Copy out every line of the data where the word "LinearLayout" is found.

=== Section Start ===

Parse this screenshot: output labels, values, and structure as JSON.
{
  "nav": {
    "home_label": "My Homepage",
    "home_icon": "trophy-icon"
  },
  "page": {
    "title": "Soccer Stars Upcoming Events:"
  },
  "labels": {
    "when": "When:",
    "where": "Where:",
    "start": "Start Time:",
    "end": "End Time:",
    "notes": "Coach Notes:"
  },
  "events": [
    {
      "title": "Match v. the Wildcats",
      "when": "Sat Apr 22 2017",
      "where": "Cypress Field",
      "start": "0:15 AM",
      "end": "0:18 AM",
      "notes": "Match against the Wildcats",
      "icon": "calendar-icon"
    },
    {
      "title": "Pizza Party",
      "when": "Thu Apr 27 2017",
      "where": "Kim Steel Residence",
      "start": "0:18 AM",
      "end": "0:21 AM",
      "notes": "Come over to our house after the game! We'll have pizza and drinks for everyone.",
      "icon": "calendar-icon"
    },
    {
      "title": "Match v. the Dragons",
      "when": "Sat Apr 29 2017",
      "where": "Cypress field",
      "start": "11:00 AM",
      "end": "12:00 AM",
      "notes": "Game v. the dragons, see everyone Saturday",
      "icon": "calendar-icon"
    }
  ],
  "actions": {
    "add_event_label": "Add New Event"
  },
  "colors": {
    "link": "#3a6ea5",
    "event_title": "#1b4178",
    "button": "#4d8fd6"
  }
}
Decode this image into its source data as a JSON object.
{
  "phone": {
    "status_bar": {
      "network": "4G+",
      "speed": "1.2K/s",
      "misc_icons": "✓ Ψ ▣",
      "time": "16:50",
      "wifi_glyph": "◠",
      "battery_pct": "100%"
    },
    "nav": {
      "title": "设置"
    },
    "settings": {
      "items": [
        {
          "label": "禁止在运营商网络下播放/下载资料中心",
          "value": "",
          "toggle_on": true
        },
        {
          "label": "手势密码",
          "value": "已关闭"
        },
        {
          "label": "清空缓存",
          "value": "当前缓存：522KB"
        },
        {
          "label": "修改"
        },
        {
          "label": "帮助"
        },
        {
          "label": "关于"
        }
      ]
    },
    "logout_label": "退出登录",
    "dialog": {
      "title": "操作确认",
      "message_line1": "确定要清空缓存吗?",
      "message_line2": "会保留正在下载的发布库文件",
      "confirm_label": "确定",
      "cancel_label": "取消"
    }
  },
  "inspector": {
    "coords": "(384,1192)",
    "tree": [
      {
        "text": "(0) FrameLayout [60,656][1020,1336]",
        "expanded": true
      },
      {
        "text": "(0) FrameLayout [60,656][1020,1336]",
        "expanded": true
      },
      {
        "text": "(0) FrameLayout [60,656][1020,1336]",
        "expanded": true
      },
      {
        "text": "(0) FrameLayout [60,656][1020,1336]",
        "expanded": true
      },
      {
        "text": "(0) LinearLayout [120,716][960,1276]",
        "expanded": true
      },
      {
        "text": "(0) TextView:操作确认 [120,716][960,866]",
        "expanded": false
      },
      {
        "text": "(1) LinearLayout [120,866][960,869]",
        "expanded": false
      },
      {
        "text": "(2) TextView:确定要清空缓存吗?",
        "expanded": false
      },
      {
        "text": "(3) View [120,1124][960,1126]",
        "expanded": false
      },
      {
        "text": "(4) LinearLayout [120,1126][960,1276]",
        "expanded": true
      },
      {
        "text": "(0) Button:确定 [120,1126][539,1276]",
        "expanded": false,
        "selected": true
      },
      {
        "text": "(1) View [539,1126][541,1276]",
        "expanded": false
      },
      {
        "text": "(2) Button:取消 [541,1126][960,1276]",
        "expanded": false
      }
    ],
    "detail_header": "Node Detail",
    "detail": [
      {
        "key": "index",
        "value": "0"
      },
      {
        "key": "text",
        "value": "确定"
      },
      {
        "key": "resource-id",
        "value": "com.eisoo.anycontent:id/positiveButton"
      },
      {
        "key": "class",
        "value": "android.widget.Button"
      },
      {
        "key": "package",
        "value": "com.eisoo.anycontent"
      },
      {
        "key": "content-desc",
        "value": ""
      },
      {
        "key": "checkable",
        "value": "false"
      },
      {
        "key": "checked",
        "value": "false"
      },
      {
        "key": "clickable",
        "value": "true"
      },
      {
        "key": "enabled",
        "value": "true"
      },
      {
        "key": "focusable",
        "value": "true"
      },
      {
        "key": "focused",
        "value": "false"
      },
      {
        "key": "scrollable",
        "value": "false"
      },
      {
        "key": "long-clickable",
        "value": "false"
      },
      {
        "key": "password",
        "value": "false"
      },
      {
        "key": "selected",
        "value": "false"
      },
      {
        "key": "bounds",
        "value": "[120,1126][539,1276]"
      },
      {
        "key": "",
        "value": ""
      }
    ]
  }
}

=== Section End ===

Answer area:
        "text": "(0) LinearLayout [120,716][960,1276]",
        "text": "(1) LinearLayout [120,866][960,869]",
        "text": "(4) LinearLayout [120,1126][960,1276]",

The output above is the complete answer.